"'Now that they passed on, it kind of stopped us being in touch with being out on the land,'" Klengenberg, program co-ordinator for the Nunavut Literacy Council, recalled the youth's words.
"[She said] this is the best memory she's got, to experience [it] again since her grandparents passed."
Ilitaqsiniq, the literacy council, recently wrapped up its 20-day program for six participants between 12 and 18 years old. The youth were taught how to make traditional tools like fishing gear, spears and sleds. They also reconnected with the ways of their elders, said Klengenberg.
She said starting from the first week, the program was successful.
"We're making the mark. We're making an impact," she said. "As the weeks went on, the kids ... they didn't want to come home."
Klengenberg said the dedicated participants showed up every week — "except the last day, two participants slept in," she said laughing.
She said bonding with the youth "was the best part," especially seeing their potential at such a young age.

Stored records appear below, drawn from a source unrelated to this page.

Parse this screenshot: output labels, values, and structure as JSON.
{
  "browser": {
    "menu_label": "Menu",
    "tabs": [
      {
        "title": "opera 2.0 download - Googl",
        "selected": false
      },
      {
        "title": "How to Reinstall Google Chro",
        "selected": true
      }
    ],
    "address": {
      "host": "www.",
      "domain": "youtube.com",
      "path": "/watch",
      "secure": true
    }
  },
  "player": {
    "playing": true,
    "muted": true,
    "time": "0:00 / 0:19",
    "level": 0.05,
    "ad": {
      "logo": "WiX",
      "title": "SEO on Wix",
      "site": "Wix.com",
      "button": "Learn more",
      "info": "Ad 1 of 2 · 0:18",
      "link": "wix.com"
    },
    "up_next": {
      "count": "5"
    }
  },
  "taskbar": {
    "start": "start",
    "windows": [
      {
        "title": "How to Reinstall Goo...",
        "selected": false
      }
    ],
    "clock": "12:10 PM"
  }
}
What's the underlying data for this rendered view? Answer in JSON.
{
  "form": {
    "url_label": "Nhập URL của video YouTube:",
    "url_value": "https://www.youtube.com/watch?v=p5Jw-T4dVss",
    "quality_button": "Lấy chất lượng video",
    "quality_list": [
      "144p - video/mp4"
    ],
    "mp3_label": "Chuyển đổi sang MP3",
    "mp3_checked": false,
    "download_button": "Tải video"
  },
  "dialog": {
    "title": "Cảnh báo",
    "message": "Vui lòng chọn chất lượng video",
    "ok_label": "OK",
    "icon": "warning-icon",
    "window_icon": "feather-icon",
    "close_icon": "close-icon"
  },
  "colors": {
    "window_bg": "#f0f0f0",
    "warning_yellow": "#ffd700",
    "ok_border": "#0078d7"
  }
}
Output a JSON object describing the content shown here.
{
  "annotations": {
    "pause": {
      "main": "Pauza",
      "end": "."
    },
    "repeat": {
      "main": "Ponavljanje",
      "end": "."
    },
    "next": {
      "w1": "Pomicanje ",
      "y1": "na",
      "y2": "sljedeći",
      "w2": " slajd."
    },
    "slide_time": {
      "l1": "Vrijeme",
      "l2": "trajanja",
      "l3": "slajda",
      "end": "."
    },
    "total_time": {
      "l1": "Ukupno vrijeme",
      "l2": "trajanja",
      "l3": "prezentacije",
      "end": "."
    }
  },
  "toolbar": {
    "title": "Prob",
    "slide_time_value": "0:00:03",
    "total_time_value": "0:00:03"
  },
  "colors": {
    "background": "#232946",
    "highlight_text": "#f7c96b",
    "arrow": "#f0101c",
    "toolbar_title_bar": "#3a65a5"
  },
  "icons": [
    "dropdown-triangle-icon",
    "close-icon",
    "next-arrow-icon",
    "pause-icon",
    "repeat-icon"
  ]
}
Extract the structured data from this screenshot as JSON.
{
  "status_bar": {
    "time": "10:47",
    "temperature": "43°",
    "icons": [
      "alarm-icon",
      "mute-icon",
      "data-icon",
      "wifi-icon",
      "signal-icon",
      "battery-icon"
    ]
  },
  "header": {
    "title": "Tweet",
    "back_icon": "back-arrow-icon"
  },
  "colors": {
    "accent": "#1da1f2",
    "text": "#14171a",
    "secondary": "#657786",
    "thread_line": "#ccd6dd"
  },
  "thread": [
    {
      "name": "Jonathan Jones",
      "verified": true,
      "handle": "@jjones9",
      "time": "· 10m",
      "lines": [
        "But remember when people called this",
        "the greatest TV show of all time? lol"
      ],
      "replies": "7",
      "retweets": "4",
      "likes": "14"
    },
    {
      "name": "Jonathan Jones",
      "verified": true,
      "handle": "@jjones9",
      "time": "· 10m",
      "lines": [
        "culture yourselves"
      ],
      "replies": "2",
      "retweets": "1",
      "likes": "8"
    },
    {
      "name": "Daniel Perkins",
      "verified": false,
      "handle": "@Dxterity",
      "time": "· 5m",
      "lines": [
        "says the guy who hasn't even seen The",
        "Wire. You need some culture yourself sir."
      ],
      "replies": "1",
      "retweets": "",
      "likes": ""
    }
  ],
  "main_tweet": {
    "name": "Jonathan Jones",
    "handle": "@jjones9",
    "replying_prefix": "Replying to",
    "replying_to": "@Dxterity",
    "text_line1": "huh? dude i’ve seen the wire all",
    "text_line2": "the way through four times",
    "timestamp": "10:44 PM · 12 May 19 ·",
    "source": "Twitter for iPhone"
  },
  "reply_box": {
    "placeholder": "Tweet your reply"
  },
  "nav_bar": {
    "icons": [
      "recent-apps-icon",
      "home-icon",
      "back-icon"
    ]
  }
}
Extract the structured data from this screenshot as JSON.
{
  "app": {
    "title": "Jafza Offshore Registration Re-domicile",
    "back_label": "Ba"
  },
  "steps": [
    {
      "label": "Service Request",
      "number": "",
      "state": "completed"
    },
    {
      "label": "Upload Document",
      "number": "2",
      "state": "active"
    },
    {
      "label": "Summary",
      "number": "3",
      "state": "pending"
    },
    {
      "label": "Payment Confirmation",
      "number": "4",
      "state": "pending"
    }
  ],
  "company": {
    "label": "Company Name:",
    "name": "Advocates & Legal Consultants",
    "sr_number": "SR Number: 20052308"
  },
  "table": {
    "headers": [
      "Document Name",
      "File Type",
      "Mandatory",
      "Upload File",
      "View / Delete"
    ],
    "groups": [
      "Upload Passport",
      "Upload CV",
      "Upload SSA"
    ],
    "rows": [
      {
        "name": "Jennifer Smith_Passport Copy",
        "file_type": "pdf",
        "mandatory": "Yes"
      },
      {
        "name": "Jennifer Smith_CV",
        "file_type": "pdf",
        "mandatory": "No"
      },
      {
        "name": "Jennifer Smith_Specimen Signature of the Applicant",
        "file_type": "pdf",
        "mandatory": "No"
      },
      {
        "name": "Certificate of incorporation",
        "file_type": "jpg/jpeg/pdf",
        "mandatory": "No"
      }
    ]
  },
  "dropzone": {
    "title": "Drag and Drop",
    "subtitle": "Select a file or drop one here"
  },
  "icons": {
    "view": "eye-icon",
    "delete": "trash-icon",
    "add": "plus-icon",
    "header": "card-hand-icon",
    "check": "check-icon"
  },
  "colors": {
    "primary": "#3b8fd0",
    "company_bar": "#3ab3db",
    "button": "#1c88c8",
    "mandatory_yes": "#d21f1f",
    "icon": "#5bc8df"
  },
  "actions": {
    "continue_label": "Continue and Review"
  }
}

Klengenberg said the literacy council decided to do the on-the-land program after brainstorming ideas that would benefit Cambridge Bay.
She said she had previous experience with these types of programs, and knew it was a success in many communities.
The parents [were] full of pride for their kids. And the participants were emotional too.- Rosabelle Klengenberg, program co-ordinator
She said she knowingly picked the 12- to 18-year-old age group because she knew that's a time when youth may go through identity and confidence issues.
"So you build these things up while they're still at that young age," she said.
The youth got to keep all the tools they made, and even had a special surprise.
"At the end, I got ulus [traditional Inuit knives] made for the participants to say ... 'you did awesome,'" she said.
But saying goodbye to the youth wasn't easy. On the last day, parents were invited to visit the camp.
"The parents [were] full of pride for their kids. And the participants were emotional too," said Klengenberg. "You never ever want these programs to end."
"It was heartbreaking," she said, adding that she told the youth they are welcome to visit her home or cabin whenever they want.
Klengenberg said the council has several other programs planned for the fall season, including a program to teach participants how to set nets underneath the ice.
Written based on an interview by Mark Hadlari